Hello! Today we are going to get right to the point. For Thanksgiving, here is what I recommend:
1. Do not buy “Beaujolais Nouveau,” no matter how much your wine store pushes it. It is light, boring, and basically worthless. Ha! THAT should generate some friendly comments. Just to put the cherry on top of my popularity profile, you should also avoid California chardonnay at Thanksgiving. Its flavors are non-complimentary and too dominating. For turkey, cranberries and stuffing, the next 3 wines are where you want to be.
2. Zinfandel. This is THE All-American grape, and yes, it goes very well with turkey. For a very friendly, sweeter version of this very Thanksgiving-ish red wine, buy 99 Vines for $10. Try 1 bottle first, and make sure you like it. For $10 it’s a great value, but it may not be for everybody.
For a more serious, kickass zin, acquire Oak Ridge ancient vine zinfandel, just $12 at Total Wine. This wine is very dark purple, oaky, spicy, with some sweetness way in the background, and basically acts like a wine that costs almost twice as much. For a better, more well-known name, buy Ridge “Three Valleys” zin, for $20. Yes, the Ridge “Three Valleys” is superior, but is it 67% better than Oak Ridge? No. For a serious knockout punch, you can buy any zin by Ridge in the $30-and-up range.
3. Pinot Noir. Buy a bottle of La Crema pinot, the “Monterey” version. I reviewed it here. More light on its feet than a zinfandel. It’s $20. If that’s more than you are used to spending: just trust me. This wine is lovely, spicy, and tastes very organic. It adds a LOT to any Thanksgiving dinner. In my opinion, more important than the zinfandel.
For a bolder, also-excellent pinot, buy Hahn SLH Estate pinot noir from Santa Lucia Highlands, which I reviewed here. It’s around $25, and again, worth every penny.
4. Sparkling pink stuff. If you want your Thanksgiving table to say “FUN!” loud and clear, add a bottle of Martini & Rossi sparkling wine from Italy, reviewed here. On the back, it says “Rosé.” To you and me, it’s pink champagne. And it’s good. Only $15. Definitely not bone-dry, this one’s a crowd pleaser. Don’t bother with snooty impressive champagnes up to $50, because they are mostly terrible.

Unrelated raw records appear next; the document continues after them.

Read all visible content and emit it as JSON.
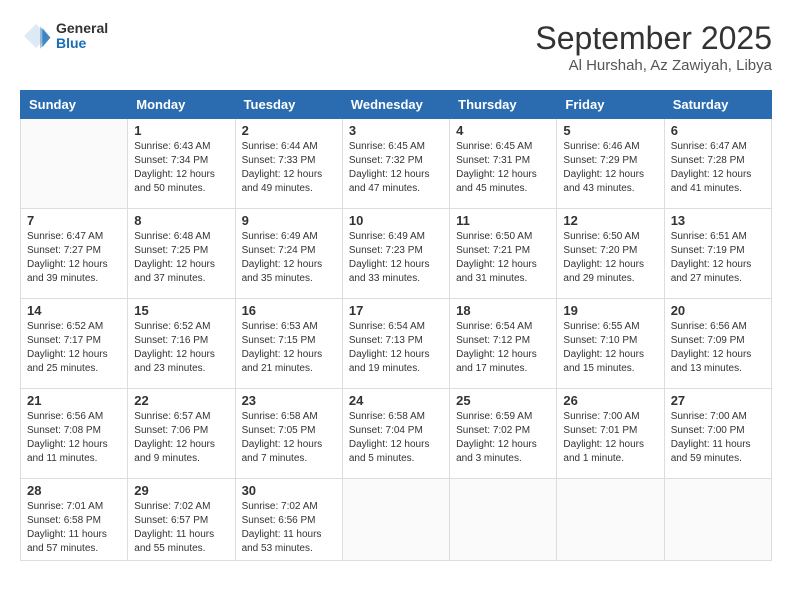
{
  "header": {
    "logo": {
      "general": "General",
      "blue": "Blue"
    },
    "title": "September 2025",
    "subtitle": "Al Hurshah, Az Zawiyah, Libya"
  },
  "days_of_week": [
    "Sunday",
    "Monday",
    "Tuesday",
    "Wednesday",
    "Thursday",
    "Friday",
    "Saturday"
  ],
  "weeks": [
    [
      {
        "date": "",
        "sunrise": "",
        "sunset": "",
        "daylight": ""
      },
      {
        "date": "1",
        "sunrise": "Sunrise: 6:43 AM",
        "sunset": "Sunset: 7:34 PM",
        "daylight": "Daylight: 12 hours and 50 minutes."
      },
      {
        "date": "2",
        "sunrise": "Sunrise: 6:44 AM",
        "sunset": "Sunset: 7:33 PM",
        "daylight": "Daylight: 12 hours and 49 minutes."
      },
      {
        "date": "3",
        "sunrise": "Sunrise: 6:45 AM",
        "sunset": "Sunset: 7:32 PM",
        "daylight": "Daylight: 12 hours and 47 minutes."
      },
      {
        "date": "4",
        "sunrise": "Sunrise: 6:45 AM",
        "sunset": "Sunset: 7:31 PM",
        "daylight": "Daylight: 12 hours and 45 minutes."
      },
      {
        "date": "5",
        "sunrise": "Sunrise: 6:46 AM",
        "sunset": "Sunset: 7:29 PM",
        "daylight": "Daylight: 12 hours and 43 minutes."
      },
      {
        "date": "6",
        "sunrise": "Sunrise: 6:47 AM",
        "sunset": "Sunset: 7:28 PM",
        "daylight": "Daylight: 12 hours and 41 minutes."
      }
    ],
    [
      {
        "date": "7",
        "sunrise": "Sunrise: 6:47 AM",
        "sunset": "Sunset: 7:27 PM",
        "daylight": "Daylight: 12 hours and 39 minutes."
      },
      {
        "date": "8",
        "sunrise": "Sunrise: 6:48 AM",
        "sunset": "Sunset: 7:25 PM",
        "daylight": "Daylight: 12 hours and 37 minutes."
      },
      {
        "date": "9",
        "sunrise": "Sunrise: 6:49 AM",
        "sunset": "Sunset: 7:24 PM",
        "daylight": "Daylight: 12 hours and 35 minutes."
      },
      {
        "date": "10",
        "sunrise": "Sunrise: 6:49 AM",
        "sunset": "Sunset: 7:23 PM",
        "daylight": "Daylight: 12 hours and 33 minutes."
      },
      {
        "date": "11",
        "sunrise": "Sunrise: 6:50 AM",
        "sunset": "Sunset: 7:21 PM",
        "daylight": "Daylight: 12 hours and 31 minutes."
      },
      {
        "date": "12",
        "sunrise": "Sunrise: 6:50 AM",
        "sunset": "Sunset: 7:20 PM",
        "daylight": "Daylight: 12 hours and 29 minutes."
      },
      {
        "date": "13",
        "sunrise": "Sunrise: 6:51 AM",
        "sunset": "Sunset: 7:19 PM",
        "daylight": "Daylight: 12 hours and 27 minutes."
      }
    ],
    [
      {
        "date": "14",
        "sunrise": "Sunrise: 6:52 AM",
        "sunset": "Sunset: 7:17 PM",
        "daylight": "Daylight: 12 hours and 25 minutes."
      },
      {
        "date": "15",
        "sunrise": "Sunrise: 6:52 AM",
        "sunset": "Sunset: 7:16 PM",
        "daylight": "Daylight: 12 hours and 23 minutes."
      },
      {
        "date": "16",
        "sunrise": "Sunrise: 6:53 AM",
        "sunset": "Sunset: 7:15 PM",
        "daylight": "Daylight: 12 hours and 21 minutes."
      },
      {
        "date": "17",
        "sunrise": "Sunrise: 6:54 AM",
        "sunset": "Sunset: 7:13 PM",
        "daylight": "Daylight: 12 hours and 19 minutes."
      },
      {
        "date": "18",
        "sunrise": "Sunrise: 6:54 AM",
        "sunset": "Sunset: 7:12 PM",
        "daylight": "Daylight: 12 hours and 17 minutes."
      },
      {
        "date": "19",
        "sunrise": "Sunrise: 6:55 AM",
        "sunset": "Sunset: 7:10 PM",
        "daylight": "Daylight: 12 hours and 15 minutes."
      },
      {
        "date": "20",
        "sunrise": "Sunrise: 6:56 AM",
        "sunset": "Sunset: 7:09 PM",
        "daylight": "Daylight: 12 hours and 13 minutes."
      }
    ],
    [
      {
        "date": "21",
        "sunrise": "Sunrise: 6:56 AM",
        "sunset": "Sunset: 7:08 PM",
        "daylight": "Daylight: 12 hours and 11 minutes."
      },
      {
        "date": "22",
        "sunrise": "Sunrise: 6:57 AM",
        "sunset": "Sunset: 7:06 PM",
        "daylight": "Daylight: 12 hours and 9 minutes."
      },
      {
        "date": "23",
        "sunrise": "Sunrise: 6:58 AM",
        "sunset": "Sunset: 7:05 PM",
        "daylight": "Daylight: 12 hours and 7 minutes."
      },
      {
        "date": "24",
        "sunrise": "Sunrise: 6:58 AM",
        "sunset": "Sunset: 7:04 PM",
        "daylight": "Daylight: 12 hours and 5 minutes."
      },
      {
        "date": "25",
        "sunrise": "Sunrise: 6:59 AM",
        "sunset": "Sunset: 7:02 PM",
        "daylight": "Daylight: 12 hours and 3 minutes."
      },
      {
        "date": "26",
        "sunrise": "Sunrise: 7:00 AM",
        "sunset": "Sunset: 7:01 PM",
        "daylight": "Daylight: 12 hours and 1 minute."
      },
      {
        "date": "27",
        "sunrise": "Sunrise: 7:00 AM",
        "sunset": "Sunset: 7:00 PM",
        "daylight": "Daylight: 11 hours and 59 minutes."
      }
    ],
    [
      {
        "date": "28",
        "sunrise": "Sunrise: 7:01 AM",
        "sunset": "Sunset: 6:58 PM",
        "daylight": "Daylight: 11 hours and 57 minutes."
      },
      {
        "date": "29",
        "sunrise": "Sunrise: 7:02 AM",
        "sunset": "Sunset: 6:57 PM",
        "daylight": "Daylight: 11 hours and 55 minutes."
      },
      {
        "date": "30",
        "sunrise": "Sunrise: 7:02 AM",
        "sunset": "Sunset: 6:56 PM",
        "daylight": "Daylight: 11 hours and 53 minutes."
      },
      {
        "date": "",
        "sunrise": "",
        "sunset": "",
        "daylight": ""
      },
      {
        "date": "",
        "sunrise": "",
        "sunset": "",
        "daylight": ""
      },
      {
        "date": "",
        "sunrise": "",
        "sunset": "",
        "daylight": ""
      },
      {
        "date": "",
        "sunrise": "",
        "sunset": "",
        "daylight": ""
      }
    ]
  ]
}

So, I am recommending 2 reds, and a sparkling rosé if you want a high fun factor.
If you want a white wine, I recommend the super-friendly David Hill “Farmhouse White” blend from Oregon. Around $11. Floral and tropical, this is a brilliant blend of mild sweetness with crisp tartness and acidity. You don’t want your white wine to steal the show at Thanksgiving, and this won’t.
Have a wonderful holiday!